Even with its rainy periods, Vancouver has many more balcony days, as well as a more outdoorsy population. “They definitely use them [here],” says Tracie McTavish, president of Rennie Marketing Systems, a major player in Vancouver’s condo market. “Especially when the deck space is coming off the living space, it’s used at a very high level.”
The notional value of a balcony may be particularly strong when you’re signing up for a building that doesn’t exist yet. Not many people are able to imagine how private or safe their imaginary balcony will feel, dozens of storeys above the street, adjacent to other balconies and buildings that are walled in glass.
“I know a lot of people who are fearful of standing on a wafer-thin slab of concrete that’s hanging off the edge of a building 40 floors up,” says Ted Kesik, a professor of building science at the University of Toronto. “And even if the weather is nice, the wind buffeting can be so extreme that you can hardly leave anything out there without the risk of the wind sucking it off.”
Kesik says that even an unused balcony costs its owner money and comfort, because most are extensions of the interior concrete floor, with no thermal breaks to prevent heat loss. They chill the inside floor in winter, he says, and can cause condensation to creep into ceilings and floors, spotting them with mould. The smallest balconies don’t even properly shade the unit below, and because they’re cheaply made and completely exposed, they will eventually have to be torn off and replaced.

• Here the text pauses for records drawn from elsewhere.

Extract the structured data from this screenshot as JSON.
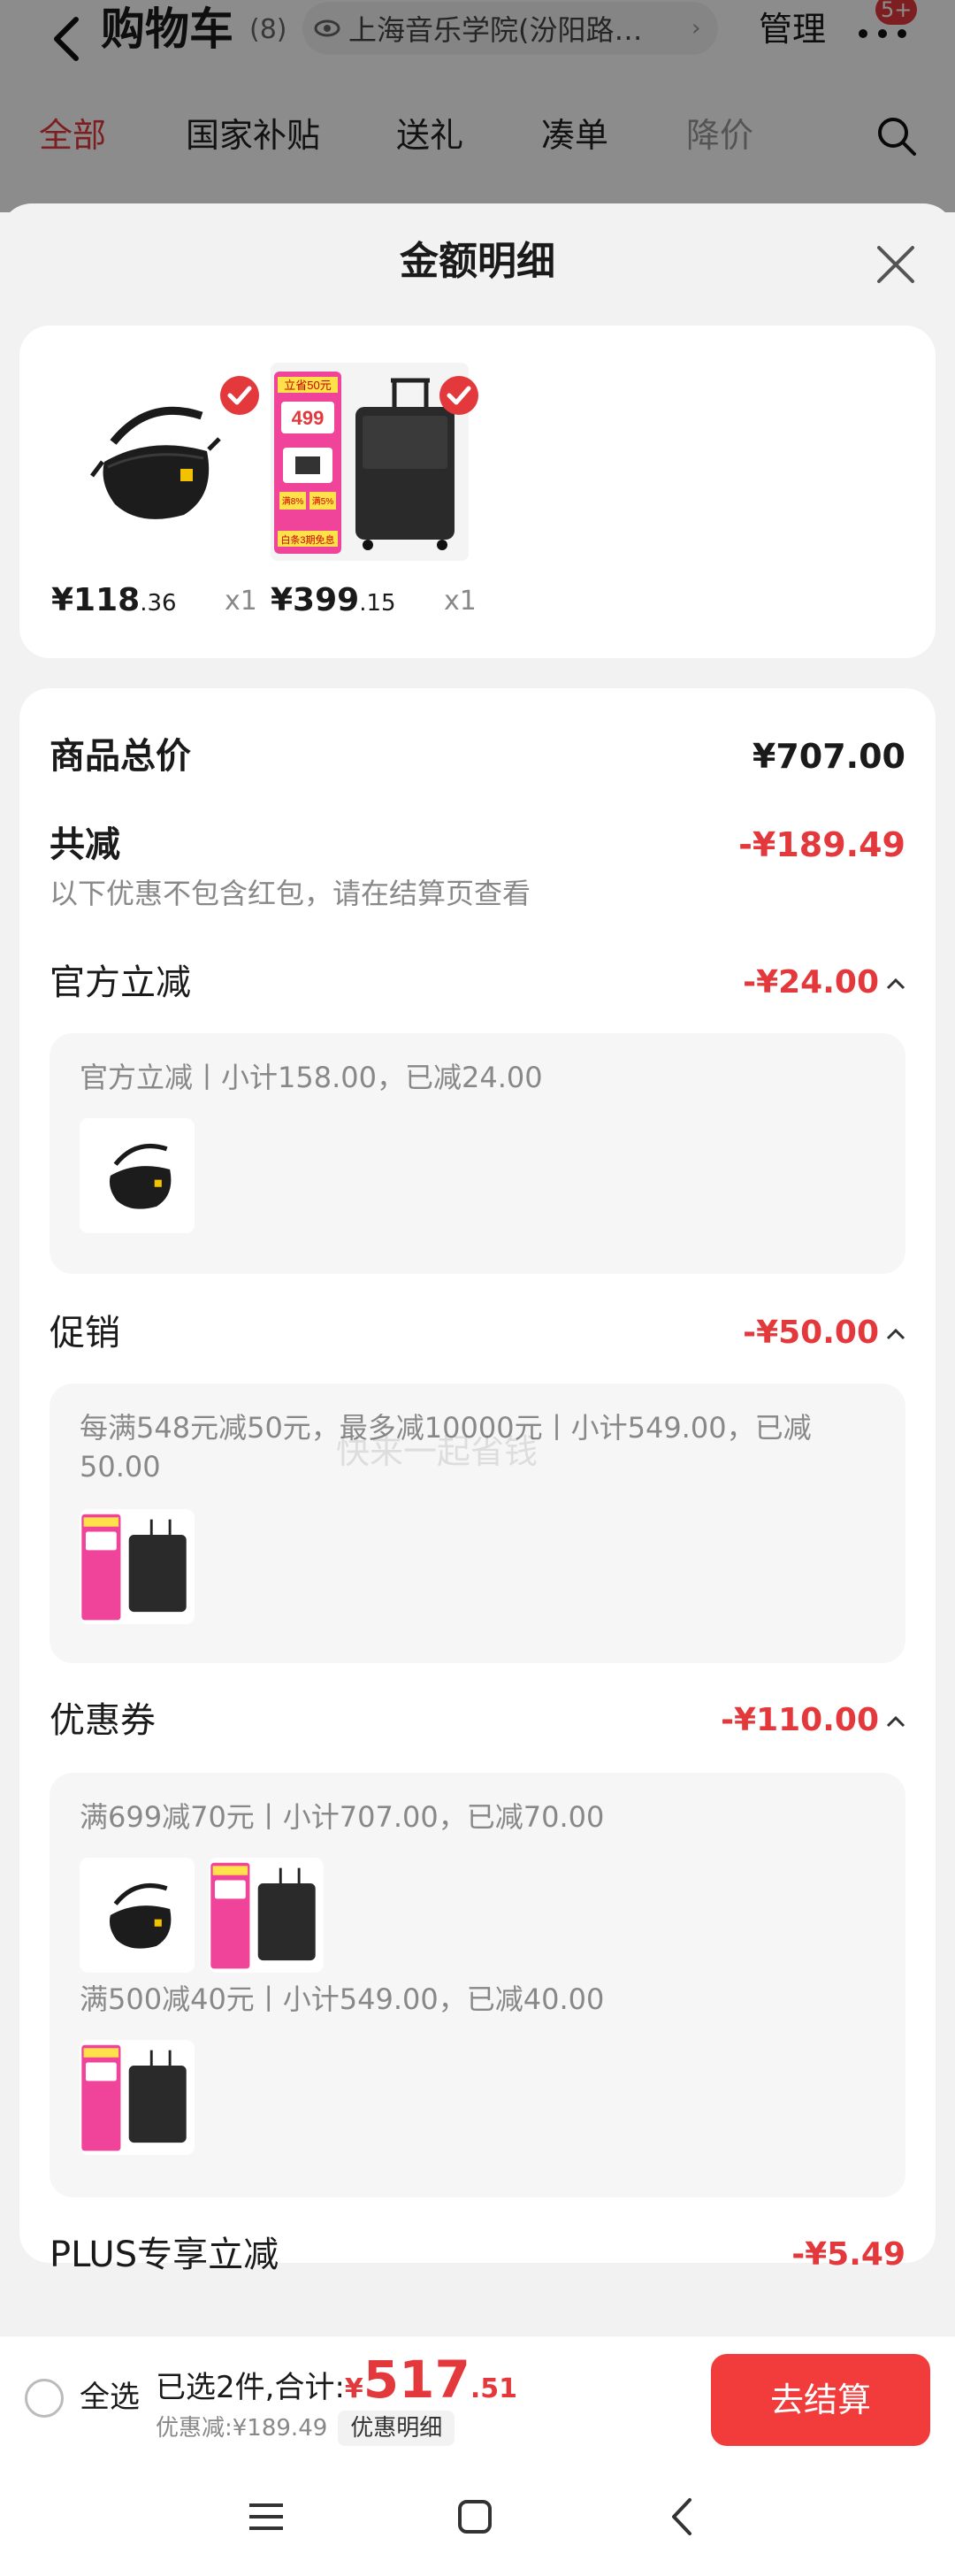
{
  "header": {
    "title": "购物车",
    "count": "(8)",
    "address": "上海音乐学院(汾阳路…",
    "manage_label": "管理",
    "more_badge": "5+"
  },
  "tabs": [
    {
      "label": "全部",
      "active": true
    },
    {
      "label": "国家补贴"
    },
    {
      "label": "送礼"
    },
    {
      "label": "凑单"
    },
    {
      "label": "降价"
    }
  ],
  "sheet": {
    "title": "金额明细",
    "products": [
      {
        "name": "black-sling-bag",
        "price_int": "¥118",
        "price_dec": ".36",
        "qty": "x1",
        "checked": true
      },
      {
        "name": "suitcase",
        "price_int": "¥399",
        "price_dec": ".15",
        "qty": "x1",
        "checked": true
      }
    ],
    "suitcase_promo": {
      "top": "立省50元",
      "mid": "499",
      "bottom": "白条3期免息",
      "chip1": "满8%",
      "chip2": "满5%"
    },
    "goods_total": {
      "label": "商品总价",
      "value": "¥707.00"
    },
    "total_discount": {
      "label": "共减",
      "value": "-¥189.49",
      "note": "以下优惠不包含红包，请在结算页查看"
    },
    "official": {
      "label": "官方立减",
      "value": "-¥24.00",
      "detail": "官方立减丨小计158.00，已减24.00"
    },
    "promo": {
      "label": "促销",
      "value": "-¥50.00",
      "detail": "每满548元减50元，最多减10000元丨小计549.00，已减50.00"
    },
    "coupon": {
      "label": "优惠券",
      "value": "-¥110.00",
      "detail1": "满699减70元丨小计707.00，已减70.00",
      "detail2": "满500减40元丨小计549.00，已减40.00"
    },
    "plus": {
      "label": "PLUS专享立减",
      "value": "-¥5.49"
    },
    "watermark": "快来一起省钱"
  },
  "bottom": {
    "select_all": "全选",
    "summary_prefix": "已选2件,合计:",
    "total_currency": "¥",
    "total_int": "517",
    "total_dec": ".51",
    "discount_text": "优惠减:¥189.49",
    "detail_chip": "优惠明细",
    "checkout_label": "去结算"
  },
  "colors": {
    "accent": "#e4393c",
    "checkout": "#f23b3b",
    "promo_pink": "#f0449a",
    "promo_yellow": "#ffe14a"
  }
}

Balcony safety became a headline issue in Toronto in 2011, when the glass fronts of several downtown balconies shattered and fell to earth. Changes to building codes have made that less likely with new balconies, but have also made them more expensive to build.
Brad Lamb estimates that for a 12-storey, 150-unit tower that costs $30-million to build, balconies represent a cost of about $2-million. Balconies can also diminish the sellable square footage, for a loss he estimates at $4-million in revenue. “There’s a huge financial advantage for developers and consumers not to insist on balconies,” he says, even without allowing for heat loss and long-term maintenance.
Peter Clewes, an architect who specializes in condo towers, says that balconies are “kind of pointless” as outdoor spaces, but useful for shading and for building design. “We use the balconies as an architectural device to shape and sculpt the building, and give some sense of differentiation from one building to another,” he says. ICE Condominiums, a two-tower complex his firm architectsAlliance is building on York Street, displaces the balconies from one side to the other about halfway up, to give “a kind of visual twist or torque to the towers.” Half the units won’t have balconies, but the project sold out anyway.
At a purely ornamental level, however, balconies can also make buildings more boring. “Wrap-around balconies can overwhelm and obscure the building articulation, and evacuate the building of character,” says a report by 14 architects and engineers at a City of Toronto design review panel meeting held in April.
According to the Toronto planning department, nearly 50,000 condo units were built in the city between 2007 and 2011, most of which probably have balconies. That’s a lot of fantasizing, and a lot of money spent on a commodity that’s wasteful, often unattractive and seldom used. It’s all part of Toronto’s larger urban dream, that the city can will itself into habits more appropriate to other climes.
“People tend to idealize the notion of exterior space in Toronto,” says Clewes. “But we don’t live in southern California.”